If you or someone you know is a foreign resident and about to buy a block of land or a new home, you will now need to pay a stamp duty surcharge as of 1 January 2018. This has been introduced as the ‘Foreign Ownership Surcharge’.
To understand more on how this will impact you, we have a brief run down below.
Firstly, what does the ‘Foreign Ownership Surcharge’ mean?
Any person that is classed as being a foreign purchaser, whether buying as an individual or as part of a Corporation or Trust, will need to pay a stamp duty surcharge on top of the normal stamp duty charged by Revenue SA.
This surcharge relates to any property settlement where the Land Titles Office document is entered after 1 January 2018, regardless of the date that may be on the Contract.
What real estate purchases will be impacted by this?
The surcharge will be added to any purchase regarded as residential, this includes vacant land. If the property is commercial or used for commercial purposes, then it won’t be charged.
However, if there is a transaction which is exempt from the stamp duty, then the surcharge will not be added.
This new surcharge will be added to all transactions, even for properties that are being bought as an investment property.
Are you classed as a foreign purchaser?
If you are not an Australian Citizen, or hold a permanent visa or a New Zealand Citizen without the special category visa, then you are a foreign purchaser.
This also applies to a Corporation or Trust which has not been set up under the Australian jurisdiction.
How much is the surcharge?

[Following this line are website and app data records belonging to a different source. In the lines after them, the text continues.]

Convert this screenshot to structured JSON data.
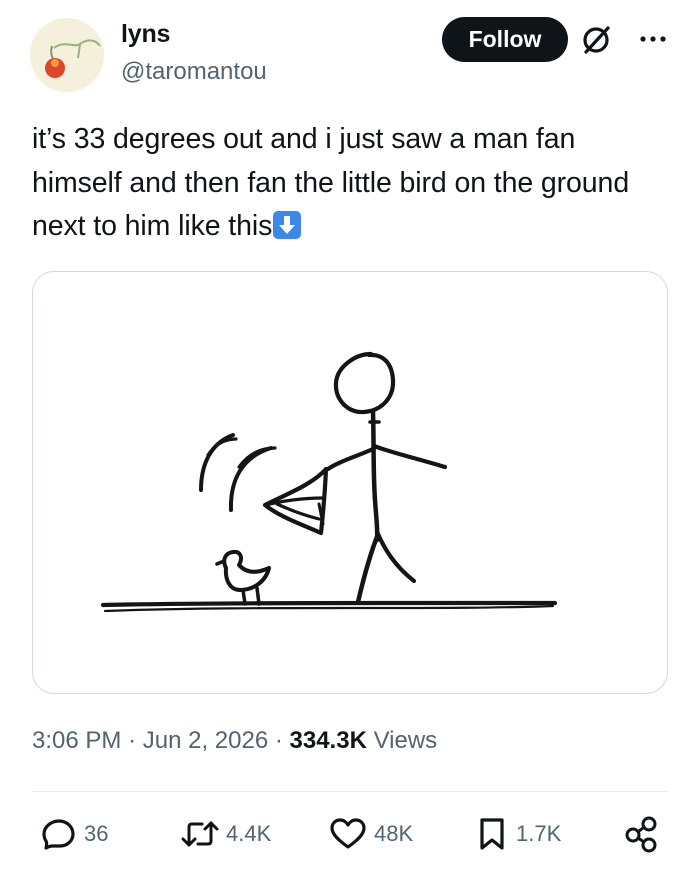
{
  "author": {
    "display_name": "lyns",
    "handle": "@taromantou"
  },
  "header": {
    "follow_label": "Follow",
    "grok_icon": "grok-icon",
    "more_icon": "more-dots-icon"
  },
  "tweet": {
    "text": "it’s 33 degrees out and i just saw a man fan himself and then fan the little bird on the ground next to him like this",
    "emoji": "down-arrow-emoji"
  },
  "meta": {
    "time": "3:06 PM",
    "sep1": "·",
    "date": "Jun 2, 2026",
    "sep2": "·",
    "views_count": "334.3K",
    "views_label": "Views"
  },
  "actions": {
    "reply": {
      "icon": "reply-icon",
      "count": "36"
    },
    "repost": {
      "icon": "repost-icon",
      "count": "4.4K"
    },
    "like": {
      "icon": "heart-icon",
      "count": "48K"
    },
    "bookmark": {
      "icon": "bookmark-icon",
      "count": "1.7K"
    },
    "share": {
      "icon": "share-icon"
    }
  },
  "colors": {
    "text": "#0f1419",
    "secondary": "#536471",
    "border": "#cfd9de",
    "emoji_blue": "#3b88e8"
  }
}
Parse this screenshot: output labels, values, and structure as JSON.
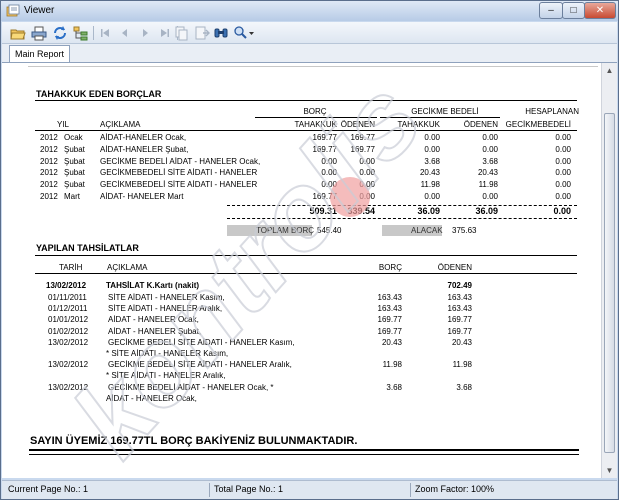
{
  "window": {
    "title": "Viewer",
    "min_glyph": "–",
    "max_glyph": "□",
    "close_glyph": "✕"
  },
  "toolbar": {
    "icons": [
      "open-icon",
      "print-icon",
      "refresh-icon",
      "tree-icon",
      "first-page-icon",
      "prev-page-icon",
      "next-page-icon",
      "last-page-icon",
      "copy-icon",
      "export-icon",
      "find-icon",
      "zoom-icon"
    ]
  },
  "tabs": [
    {
      "label": "Main Report"
    }
  ],
  "report": {
    "debts": {
      "title": "TAHAKKUK EDEN BORÇLAR",
      "group_borc": "BORÇ",
      "group_gecikme": "GECİKME BEDELİ",
      "group_hesap": "HESAPLANAN",
      "col_yil": "YIL",
      "col_aciklama": "AÇIKLAMA",
      "col_tahakkuk": "TAHAKKUK",
      "col_odenen": "ÖDENEN",
      "col_g_tahakkuk": "TAHAKKUK",
      "col_g_odenen": "ÖDENEN",
      "col_gecikme": "GECİKMEBEDELİ",
      "rows": [
        {
          "yil": "2012",
          "ay": "Ocak",
          "aciklama": "AİDAT-HANELER Ocak,",
          "tahakkuk": "169.77",
          "odenen": "169.77",
          "g_tahakkuk": "0.00",
          "g_odenen": "0.00",
          "gecikme": "0.00"
        },
        {
          "yil": "2012",
          "ay": "Şubat",
          "aciklama": "AİDAT-HANELER Şubat,",
          "tahakkuk": "169.77",
          "odenen": "169.77",
          "g_tahakkuk": "0.00",
          "g_odenen": "0.00",
          "gecikme": "0.00"
        },
        {
          "yil": "2012",
          "ay": "Şubat",
          "aciklama": "GECİKME BEDELİ AİDAT - HANELER Ocak,",
          "tahakkuk": "0.00",
          "odenen": "0.00",
          "g_tahakkuk": "3.68",
          "g_odenen": "3.68",
          "gecikme": "0.00"
        },
        {
          "yil": "2012",
          "ay": "Şubat",
          "aciklama": "GECİKMEBEDELİ SİTE AİDATI - HANELER",
          "tahakkuk": "0.00",
          "odenen": "0.00",
          "g_tahakkuk": "20.43",
          "g_odenen": "20.43",
          "gecikme": "0.00"
        },
        {
          "yil": "2012",
          "ay": "Şubat",
          "aciklama": "GECİKMEBEDELİ SİTE AİDATI - HANELER",
          "tahakkuk": "0.00",
          "odenen": "0.00",
          "g_tahakkuk": "11.98",
          "g_odenen": "11.98",
          "gecikme": "0.00"
        },
        {
          "yil": "2012",
          "ay": "Mart",
          "aciklama": "AİDAT- HANELER Mart",
          "tahakkuk": "169.77",
          "odenen": "0.00",
          "g_tahakkuk": "0.00",
          "g_odenen": "0.00",
          "gecikme": "0.00"
        }
      ],
      "totals": {
        "tahakkuk": "509.31",
        "odenen": "339.54",
        "g_tahakkuk": "36.09",
        "g_odenen": "36.09",
        "gecikme": "0.00"
      },
      "toplam_borc_label": "TOPLAM BORÇ",
      "toplam_borc_value": "545.40",
      "alacak_label": "ALACAK",
      "alacak_value": "375.63"
    },
    "payments": {
      "title": "YAPILAN TAHSİLATLAR",
      "col_tarih": "TARİH",
      "col_aciklama": "AÇIKLAMA",
      "col_borc": "BORÇ",
      "col_odenen": "ÖDENEN",
      "header_row": {
        "tarih": "13/02/2012",
        "aciklama": "TAHSİLAT K.Kartı (nakit)",
        "odenen": "702.49"
      },
      "rows": [
        {
          "tarih": "01/11/2011",
          "aciklama": "SİTE AİDATI - HANELER Kasım,",
          "borc": "163.43",
          "odenen": "163.43"
        },
        {
          "tarih": "01/12/2011",
          "aciklama": "SİTE AİDATI - HANELER Aralık,",
          "borc": "163.43",
          "odenen": "163.43"
        },
        {
          "tarih": "01/01/2012",
          "aciklama": "AİDAT - HANELER Ocak,",
          "borc": "169.77",
          "odenen": "169.77"
        },
        {
          "tarih": "01/02/2012",
          "aciklama": "AİDAT - HANELER Şubat,",
          "borc": "169.77",
          "odenen": "169.77"
        },
        {
          "tarih": "13/02/2012",
          "aciklama": "GECİKME BEDELİ  SİTE AİDATI - HANELER Kasım,",
          "aciklama2": "* SİTE AİDATI - HANELER Kasım,",
          "borc": "20.43",
          "odenen": "20.43"
        },
        {
          "tarih": "13/02/2012",
          "aciklama": "GECİKME BEDELİ  SİTE AİDATI - HANELER Aralık,",
          "aciklama2": "* SİTE AİDATI - HANELER Aralık,",
          "borc": "11.98",
          "odenen": "11.98"
        },
        {
          "tarih": "13/02/2012",
          "aciklama": "GECİKME BEDELİ  AİDAT - HANELER Ocak, *",
          "aciklama2": "AİDAT - HANELER Ocak,",
          "borc": "3.68",
          "odenen": "3.68"
        }
      ]
    },
    "footer_message": "SAYIN ÜYEMİZ 169.77TL BORÇ BAKİYENİZ BULUNMAKTADIR."
  },
  "watermark_text": "kontrolis",
  "status": {
    "current_page": "Current Page No.: 1",
    "total_page": "Total Page No.: 1",
    "zoom": "Zoom Factor: 100%"
  }
}
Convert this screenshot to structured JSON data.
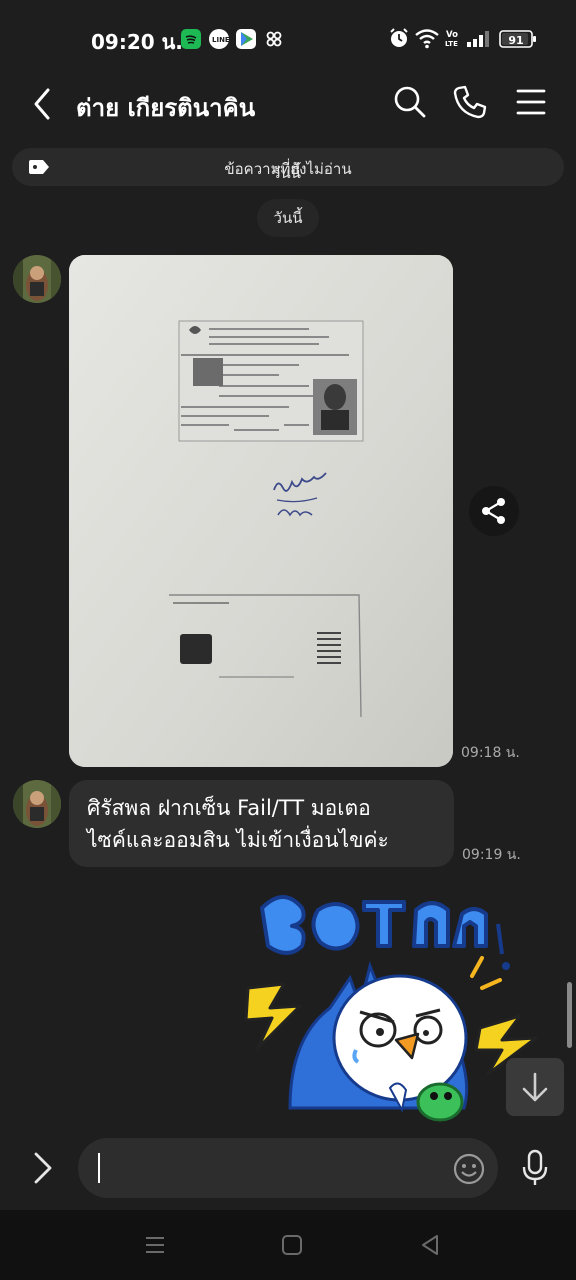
{
  "status_bar": {
    "time": "09:20 น.",
    "battery": "91",
    "app_icons": [
      "spotify-icon",
      "line-icon",
      "play-games-icon",
      "pinwheel-icon"
    ],
    "right_icons": [
      "alarm-icon",
      "wifi-icon",
      "volte-icon",
      "signal-icon",
      "battery-icon"
    ],
    "volte": "Vo\nLTE"
  },
  "header": {
    "title": "ต่าย เกียรตินาคิน",
    "icons": [
      "back-arrow-icon",
      "search-icon",
      "phone-icon",
      "menu-icon"
    ]
  },
  "unread_banner": {
    "text": "ข้อความที่ยังไม่อ่าน",
    "overlay_text": "วันนี้"
  },
  "date_chip": "วันนี้",
  "messages": [
    {
      "type": "image",
      "time": "09:18 น."
    },
    {
      "type": "text",
      "lines": [
        "ศิรัสพล ฝากเซ็น Fail/TT มอเตอ",
        "ไซค์และออมสิน ไม่เข้าเงื่อนไขค่ะ"
      ],
      "time": "09:19 น."
    },
    {
      "type": "sticker"
    }
  ],
  "input": {
    "placeholder": ""
  },
  "colors": {
    "background": "#1e1e1e",
    "bubble": "#2e2e2e",
    "sticker_blue": "#2f6fd8",
    "sticker_yellow": "#f4d21f"
  }
}
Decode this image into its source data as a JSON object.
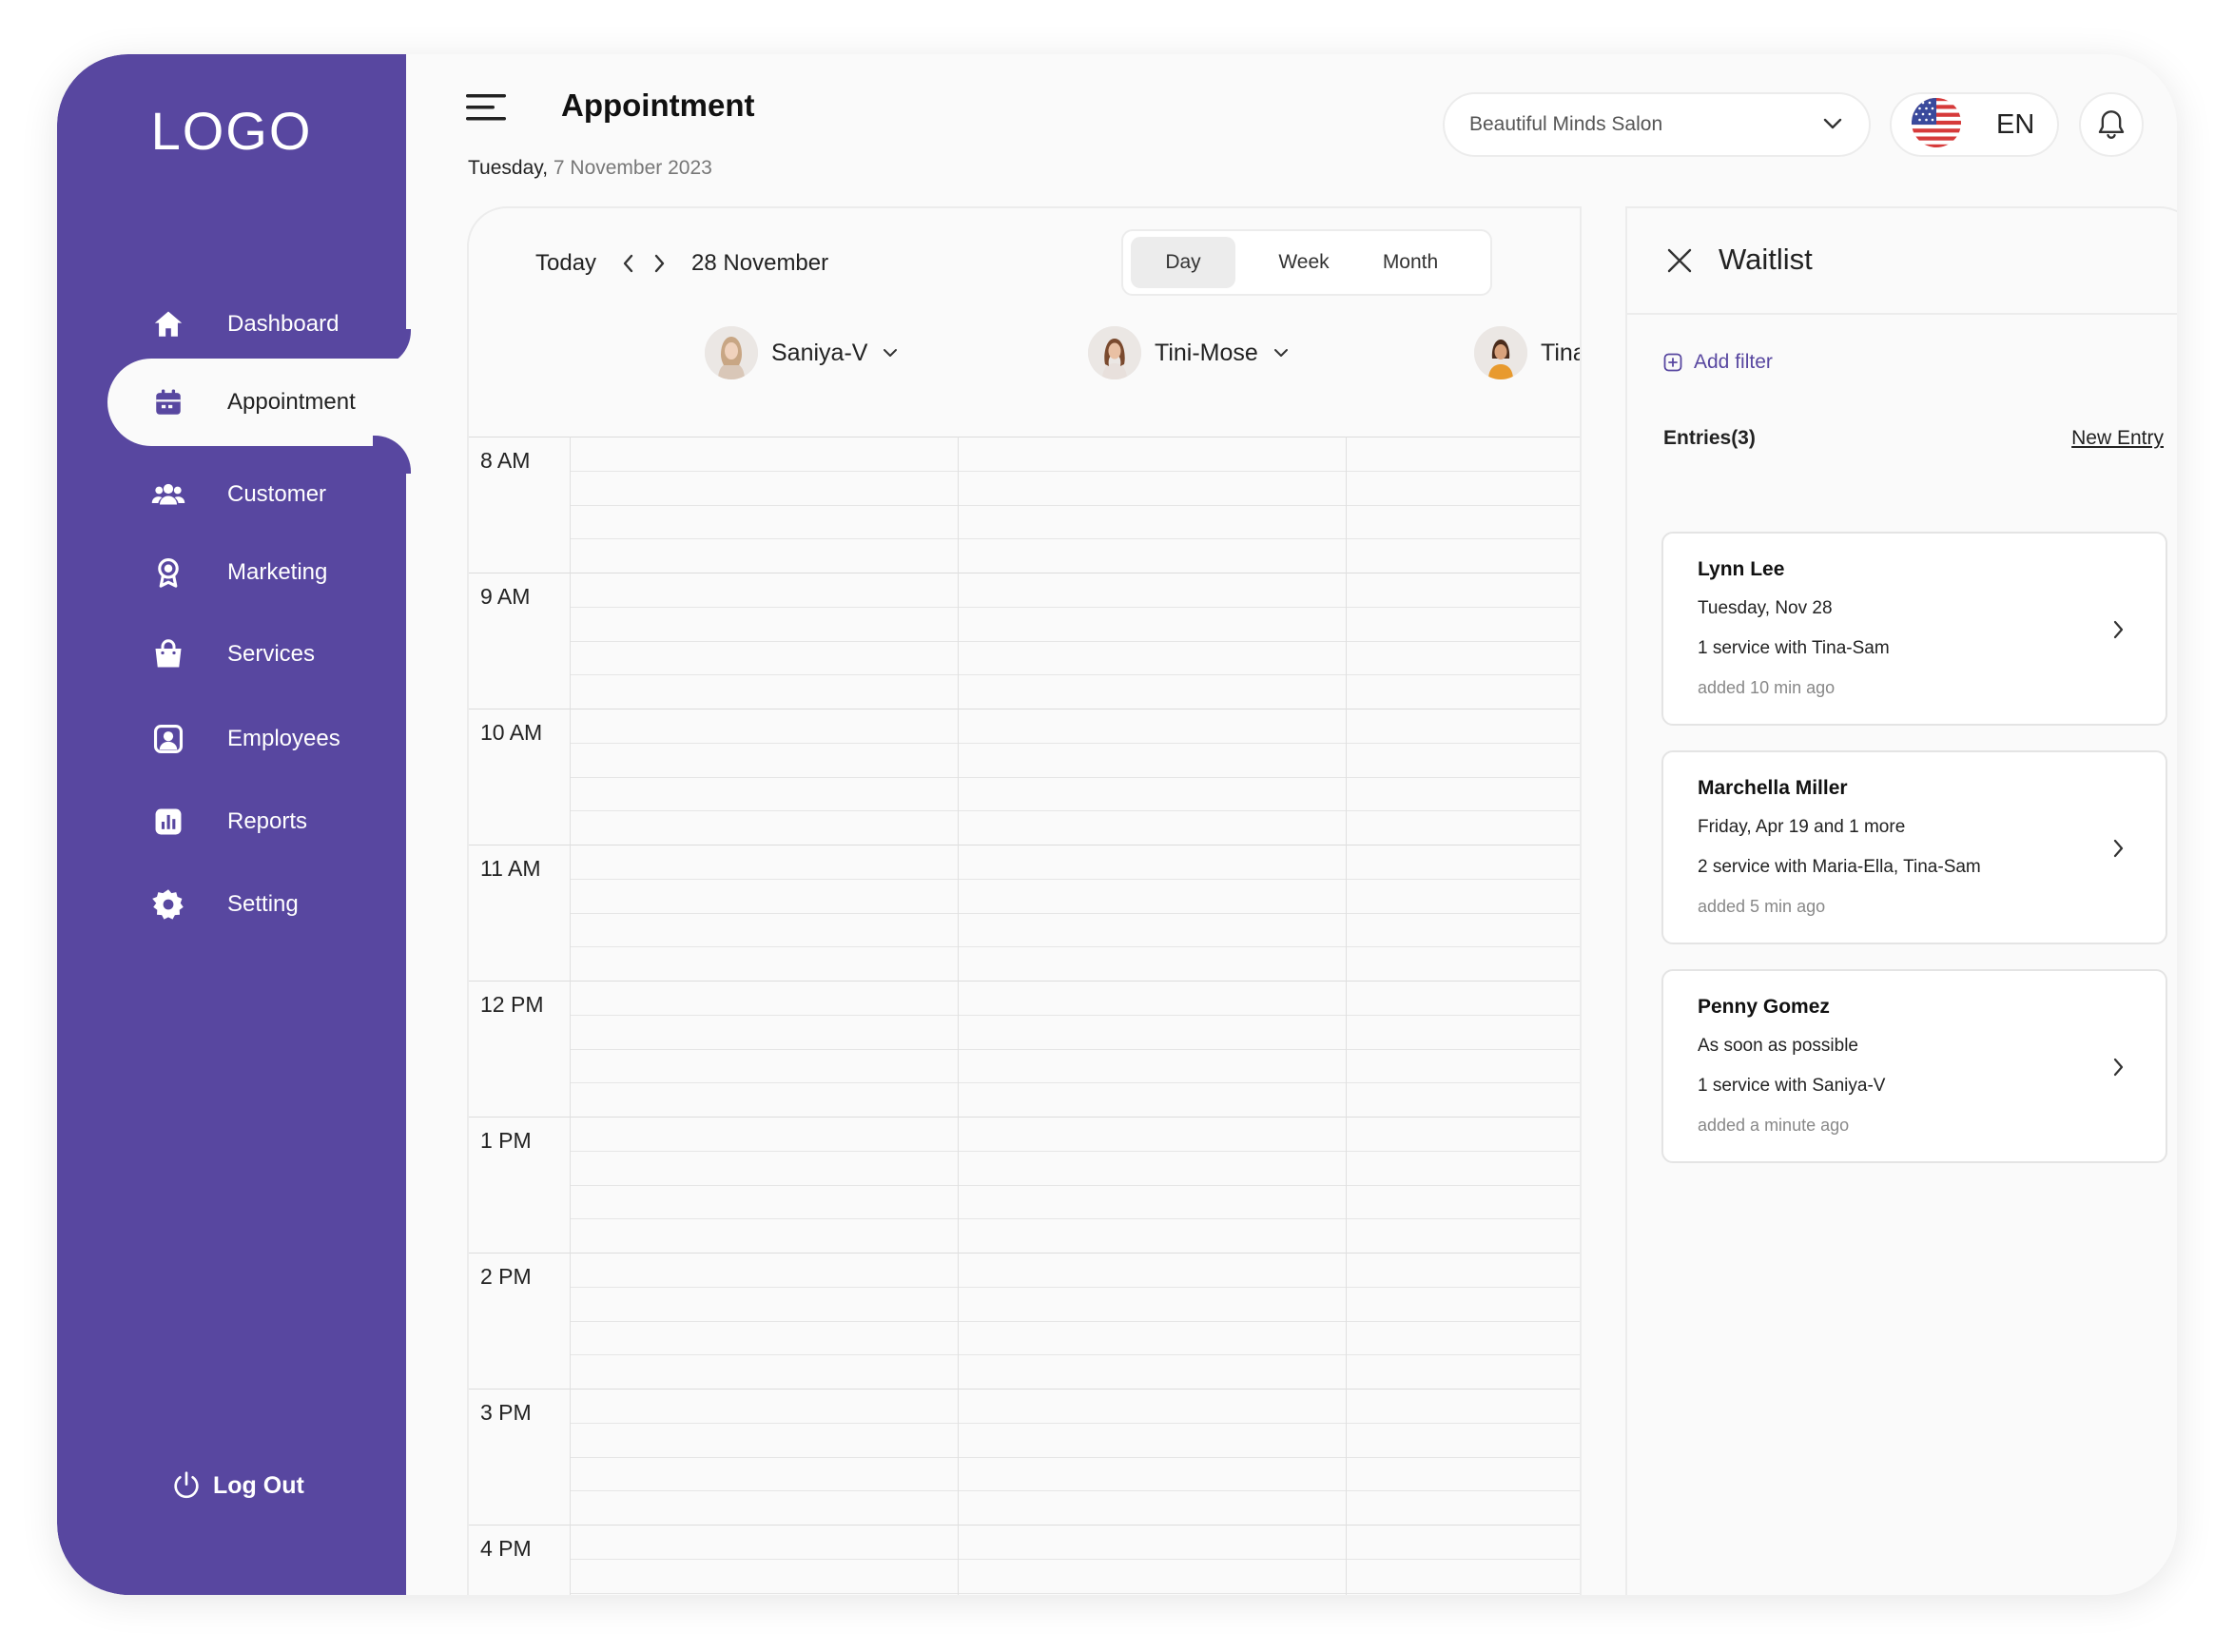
{
  "sidebar": {
    "logo": "LOGO",
    "items": [
      {
        "label": "Dashboard",
        "icon": "home-icon"
      },
      {
        "label": "Appointment",
        "icon": "calendar-icon",
        "active": true
      },
      {
        "label": "Customer",
        "icon": "users-icon"
      },
      {
        "label": "Marketing",
        "icon": "award-icon"
      },
      {
        "label": "Services",
        "icon": "shopping-bag-icon"
      },
      {
        "label": "Employees",
        "icon": "user-card-icon"
      },
      {
        "label": "Reports",
        "icon": "bar-chart-icon"
      },
      {
        "label": "Setting",
        "icon": "gear-icon"
      }
    ],
    "logout": "Log Out"
  },
  "header": {
    "title": "Appointment",
    "weekday": "Tuesday,",
    "date": "7 November 2023",
    "salon": "Beautiful Minds Salon",
    "language": "EN"
  },
  "calendar": {
    "today": "Today",
    "current_date": "28 November",
    "views": [
      "Day",
      "Week",
      "Month"
    ],
    "active_view": "Day",
    "staff": [
      "Saniya-V",
      "Tini-Mose",
      "Tina-sam"
    ],
    "hours": [
      "8  AM",
      "9  AM",
      "10  AM",
      "11  AM",
      "12  PM",
      "1  PM",
      "2  PM",
      "3  PM",
      "4  PM"
    ]
  },
  "waitlist": {
    "title": "Waitlist",
    "add_filter": "Add filter",
    "entries_label": "Entries(3)",
    "new_entry": "New Entry",
    "entries": [
      {
        "name": "Lynn Lee",
        "when": "Tuesday, Nov 28",
        "service": "1 service with Tina-Sam",
        "added": "added 10 min ago"
      },
      {
        "name": "Marchella Miller",
        "when": "Friday, Apr 19 and 1 more",
        "service": "2 service with Maria-Ella, Tina-Sam",
        "added": "added 5 min ago"
      },
      {
        "name": "Penny Gomez",
        "when": "As soon as possible",
        "service": "1 service with Saniya-V",
        "added": "added a minute ago"
      }
    ]
  },
  "colors": {
    "brand": "#5847a0",
    "background": "#fafafa"
  }
}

The surcharge is currently 7% of the value of the interest that is being purchased by the foreign purchaser.
If within 3 years of the purchase of the property, a person or the Trust becomes a foreign purchaser, then the Revenue SA commissioner needs to be notified and the surcharge will still be imposed.
The information provided above is only brief and is detailed further here on the Revenue SA website, however if you have any other questions, please feel free to contact our office.